Pick a Free OS

User login


Report from the IT and Empowerment conference, India

bias and include more participation from different parts of the country,

she observed; for instance, conferences held in the capital city can become

less "Delhi-centric."

"We are strongly in favor of Linux. The basic open philosophy of Linux

resonates with the outlook of NGOs as well," Chacko observed. CED uses

freeware to manage document systems as well as email archives.

Linux is good for low-budget organizations; it is very easy to get support

online from the Linux user community for problems you may encounter, Chacko

added. CED has been popularizing Linux among NGOs via educational workshops

and demos.

Getting low cost software and content is also a concern for voluntary

training organizations like Each One, Teach One. Based in Bangalore, it has

10 computers for training underprivileged children.

Freeware and shareware can play a key role here as well, such as Linux,

Apache, Star Office, and iLeap (for Indian language tools). The

Mumbai-based site FreeOS.com is attempting to popularize local flavors of

Linux in India, among corporates as well as NGOs.

Work is being done in India on visual (non-textual) interfaces to the Web,

as well as on translating content between English and various Indian

languages so as to bridge language and literacy gaps.

Non-resident Indians successful in Silicon Valley are plowing money and

expertise back into IT ventures in their home country. For instance, B.V.

Jagadeesh, CTO of Web hosting pioneer Exodus Communications, has invested

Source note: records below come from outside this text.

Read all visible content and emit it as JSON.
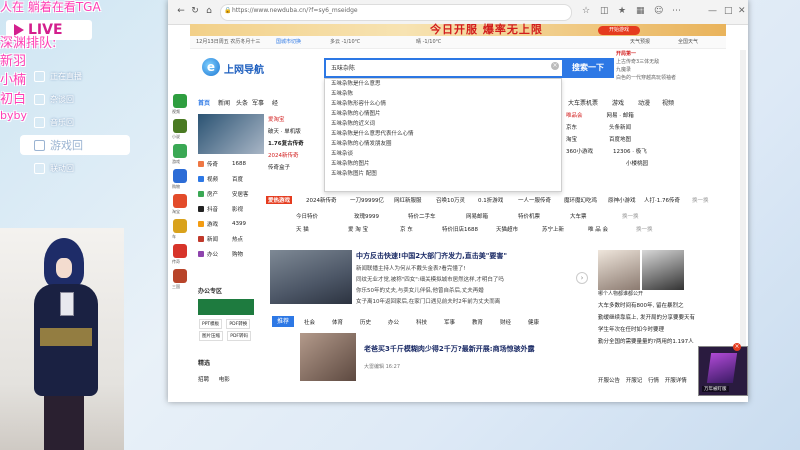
{
  "overlay": {
    "top_text": "人在  躺着在看TGA",
    "live_logo": "LIVE",
    "queue_title": "深渊排队:",
    "queue": [
      "新羽",
      "小楠",
      "初白",
      "byby"
    ],
    "menu": [
      "正在直播",
      "杂谈回",
      "音乐回",
      "游戏回",
      "联动回"
    ],
    "menu_active_index": 3
  },
  "browser": {
    "url": "https://www.newduba.cn/?f=sy6_mseidge",
    "banner_text": "今日开服 爆率无上限",
    "banner_button": "开始游戏",
    "infobar": {
      "date": "12月13日周五 农历冬月十三",
      "city": "国城市切换",
      "weather": "多云 -1/10℃",
      "weather2": "晴 -1/10℃",
      "right": "天气预报",
      "right2": "全国天气"
    },
    "logo_text": "上网导航",
    "search": {
      "value": "五味杂陈",
      "button": "搜索一下",
      "suggestions": [
        "五味杂陈是什么意思",
        "五味杂陈",
        "五味杂陈形容什么心情",
        "五味杂陈的心情图片",
        "五味杂陈的近义词",
        "五味杂陈是什么意思代表什么心情",
        "五味杂陈的心情发朋友圈",
        "五味杂谈",
        "五味杂陈的图片",
        "五味杂陈图片 配图"
      ]
    },
    "right_ad": [
      "开局第一",
      "上古传奇3三体无敌",
      "九魔录",
      "白色的一代穿越高玩领袖者"
    ],
    "left_icons": [
      "视频",
      "小说",
      "游戏",
      "购物",
      "淘宝",
      "车",
      "传奇",
      "三国"
    ],
    "tabs": [
      "首页",
      "新闻",
      "头条",
      "军事",
      "经"
    ],
    "tabs_right": [
      "大车票",
      "机票",
      "游戏",
      "动漫",
      "视频",
      "财经",
      "影音"
    ],
    "hot_box": [
      "爱淘宝",
      "1.76复古传奇",
      "2024新传奇",
      "传奇盒子"
    ],
    "hot_box_head": "破天 · 单机版",
    "nav_grid": [
      [
        "传奇",
        "1688"
      ],
      [
        "视频",
        "百度"
      ],
      [
        "房产",
        "安居客"
      ],
      [
        "抖音",
        "影视"
      ],
      [
        "游戏",
        "4399"
      ],
      [
        "新闻",
        "热点"
      ],
      [
        "办公",
        "购物"
      ]
    ],
    "right_links": [
      [
        "唯品会",
        "网易 · 邮箱"
      ],
      [
        "京东",
        "头条新闻"
      ],
      [
        "淘宝",
        "百度地图"
      ],
      [
        "360小游戏",
        "12306 · 极飞"
      ],
      [
        "",
        "小楼桃园"
      ]
    ],
    "hot_strip_logo": "爱热游戏",
    "hot_strip": [
      "2024新传奇",
      "一刀99999亿",
      "网红新服服",
      "召唤10万灵",
      "0.1折游戏",
      "一人一服传奇",
      "魔环魔幻吃鸡",
      "原神小游戏",
      "人打·1.76传奇",
      "换一换"
    ],
    "link_rows": [
      [
        "今日特价",
        "玫瑰9999",
        "特价二手车",
        "网易邮箱",
        "特价机票",
        "大车票",
        "换一换"
      ],
      [
        "天 猫",
        "爱 淘 宝",
        "京 东",
        "特价旧店1688",
        "天猫超市",
        "苏宁上新",
        "唯 品 会",
        "换一换"
      ]
    ],
    "news": {
      "headline": "中方反击快速!中国2大部门齐发力,直击美\"要害\"",
      "items": [
        "新闻联播主持人为何从不戴头金表?看完懂了!",
        "同纹无业才觉,被称\"四女\":细关模拟城市居然这样,才明白了吗",
        "你乐50年的丈夫,与卖女儿伴侣,他曾自杀后,丈夫再婚",
        "女子离10年返回家后,在家门口遇见前夫时2年前为丈夫而离"
      ],
      "categories": [
        "推荐",
        "社会",
        "体育",
        "历史",
        "办公",
        "科技",
        "军事",
        "教育",
        "财经",
        "健康"
      ],
      "headline2": "老爸买3千斤模糊肉少得2千万?最新开展:商场惊骇外露",
      "tag": "大雷编辑  16:27"
    },
    "right_feature": {
      "caption": "哪个人物都谁都公开",
      "list": [
        "大车多数时间有800年, 留在暴烈之",
        "勤缓继续靠底上, 发开局的分享要要天有",
        "学生年次在任时如今时要理",
        "勤分全国的需要量量的?两用的1.197人"
      ]
    },
    "bottom_links": [
      "开服公告",
      "开服记",
      "行情",
      "开服详情"
    ],
    "left_panel": {
      "title": "办公专区",
      "buttons": [
        "PPT模板",
        "PDF转换",
        "图片压缩",
        "PDF转码"
      ],
      "title2": "精选",
      "links": [
        "招聘",
        "电影"
      ]
    },
    "popup_label": "万年被盯版"
  }
}
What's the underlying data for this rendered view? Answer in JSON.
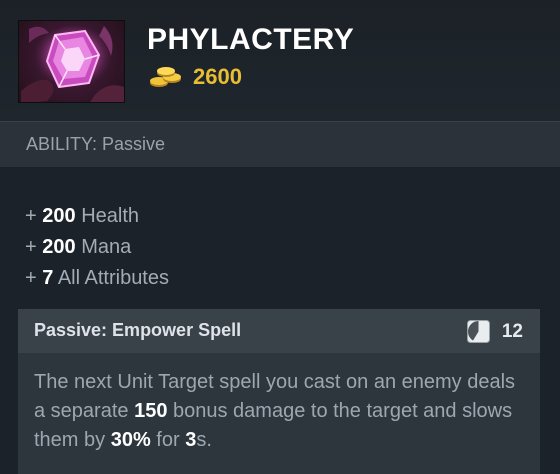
{
  "item": {
    "name": "PHYLACTERY",
    "cost": "2600",
    "icon": "phylactery-item-icon",
    "gold_icon": "gold-coins-icon"
  },
  "ability": {
    "label": "ABILITY: Passive"
  },
  "stats": [
    {
      "prefix": "+",
      "value": "200",
      "name": "Health"
    },
    {
      "prefix": "+",
      "value": "200",
      "name": "Mana"
    },
    {
      "prefix": "+",
      "value": "7",
      "name": "All Attributes"
    }
  ],
  "passive": {
    "title": "Passive: Empower Spell",
    "cooldown": "12",
    "cooldown_icon": "cooldown-icon",
    "desc": {
      "t1": "The next Unit Target spell you cast on an enemy deals a separate ",
      "v1": "150",
      "t2": " bonus damage to the target and slows them by ",
      "v2": "30%",
      "t3": " for ",
      "v3": "3",
      "t4": "s."
    }
  },
  "colors": {
    "gold": "#e8bd33",
    "title": "#ffffff",
    "text": "#a3acb4",
    "panel": "#2d353d"
  }
}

angel funds in Bangalore-based Enablers.net, which is launching a low cost

email reading device called iConnect.

"The future is in networking. NGOs need to actively work towards making

their voices heard in cyberspace," Chacko urged.

"It is important for us to benchmark regional knowledge-driven

initiatives," said Aditya Dev Sood, a graduate student at the University

of Chicago and founder of the Bangalore Centre for Knowledge Societies.

Various hardware and mediation options are emerging for local Internet

access, said Sood, such as low-cost e-kiosks (or e-iosks) and simple

devices like loudspeakers to disseminate online messages.

"While the state and corporate sector have begun working together to build

telecom infrastructure, these efforts will not significantly improve the

lives of rural citizen-consumers unless the NGO sector -- particularly